  36. Shepherd, Brittany. 2022. “Americans remain critical of Biden's handling of inflation, support ban on Russian oil: POLL.” ABC News.
  37. Simko-Bednarski, Evan. “Russia Continues Bombardment of Ukrainian Cities despite Peace Talk Claims.” New York Post. New York Post, March 31, 2022.
  38. Sullivan, Becky and Bowman, Tom. 2022. “Russia says it will drastically reduce its troops near Kyiv.

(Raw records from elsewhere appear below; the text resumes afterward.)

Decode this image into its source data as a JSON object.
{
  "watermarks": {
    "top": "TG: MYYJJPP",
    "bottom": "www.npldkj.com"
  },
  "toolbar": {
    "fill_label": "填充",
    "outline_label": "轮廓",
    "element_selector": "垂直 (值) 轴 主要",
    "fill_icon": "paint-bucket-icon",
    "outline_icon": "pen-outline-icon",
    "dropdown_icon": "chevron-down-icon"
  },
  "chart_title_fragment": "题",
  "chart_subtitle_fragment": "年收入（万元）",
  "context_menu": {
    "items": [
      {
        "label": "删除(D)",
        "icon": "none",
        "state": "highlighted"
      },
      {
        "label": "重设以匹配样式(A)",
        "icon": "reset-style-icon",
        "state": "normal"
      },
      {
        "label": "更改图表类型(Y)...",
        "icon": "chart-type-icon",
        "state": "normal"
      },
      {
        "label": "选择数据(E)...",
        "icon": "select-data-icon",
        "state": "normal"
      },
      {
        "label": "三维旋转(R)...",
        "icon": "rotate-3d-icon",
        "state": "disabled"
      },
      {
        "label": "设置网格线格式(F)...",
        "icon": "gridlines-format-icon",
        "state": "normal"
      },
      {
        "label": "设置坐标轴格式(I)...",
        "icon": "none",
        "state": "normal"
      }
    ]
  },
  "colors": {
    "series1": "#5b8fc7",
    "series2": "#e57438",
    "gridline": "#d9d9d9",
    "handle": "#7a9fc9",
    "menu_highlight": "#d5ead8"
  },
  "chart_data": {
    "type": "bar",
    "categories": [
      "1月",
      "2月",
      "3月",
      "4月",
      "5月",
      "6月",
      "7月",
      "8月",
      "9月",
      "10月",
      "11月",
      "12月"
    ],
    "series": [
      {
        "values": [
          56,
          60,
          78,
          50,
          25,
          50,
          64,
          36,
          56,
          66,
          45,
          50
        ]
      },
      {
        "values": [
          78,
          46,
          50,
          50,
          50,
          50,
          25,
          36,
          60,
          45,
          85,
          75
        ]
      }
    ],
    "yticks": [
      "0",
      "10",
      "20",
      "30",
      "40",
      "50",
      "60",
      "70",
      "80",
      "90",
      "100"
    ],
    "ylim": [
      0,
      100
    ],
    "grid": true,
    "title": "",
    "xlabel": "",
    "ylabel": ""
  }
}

The Pentagon is doubtful.” NPR.
  39. Soldatkin, Vladimir and Osborn, Andrew. 2021. “Putin warns Russia will act if NATO crosses its red lines in Ukraine.” Rueter. November 30, 2021. 
  40. Toosi, Nahal, Stephanie Liechtenstein, and Michael Singh. 2022. “Russia may do Biden a favor by killing the Iran deal.” Politico.
  41. “Ukraine has offered neutrality in talks with Russia-what would that mean?” 2022. The Guardian.
  42. United Nations.“Conflict, Humanitarian Crisis in Ukraine Threatening Future Global Food Security as Prices Rise, Production Capacity Shrinks, Speakers Warn Security Council | Meetings Coverage and Press Releases.” United Nations. Accessed April 4, 2022.
  43. “U.S. Treasury Escalates Sanctions on Russia for Its Atrocities in Ukraine.” 2022. Treasury Department.
  44. Ward, Alex. 2019. “Trump's anti-Maduro Venezuela strategy is failing.” Vox.

Sarika Rahman

Foreign Policy Lead

Sarika is a high school senior located in Southern Georgia with an interest in Global Affairs and Geopolitical Conflicts. As such, alongside Public Forum Debate, she has been working for YIP as a Foreign Policy Lead since 2020. She aims to pursue a higher education for Economics and International Relations, with focus on Middle Eastern Conflict.

Kendall Carll

Policy Analyst

A first-year at Harvard studying Government and International Relations with a Secondary in History, Kendall is interested in American security policy, particularly nuclear, great-power, and East Asian issues.

Eli Pearl

Policy Analyst

Eli Pearl is a high school junior from California who's journalistic focuses are modern politics, history, foreign policy, the intersections between sports and politics, and food culture. In his spare time he enjoys film-making and improv.

Michelle Liou

Senior Vice President, Policy

Michelle Liou is currently a student at UCLA, studying Business Economics and Philosophy. She seeks to develop her interest in the intersection of consulting and finance, and help businesses maximize their value.

Chanhee Joy Park

Director, Policy Media

Chanhee (Joy) Park is a Foreign Policy Co-Lead based in Texas and Michigan, specializing in the history and politics of East/Central Asia and Eastern Europe. His research is on cultural diplomacy, comparative politics, and international relations.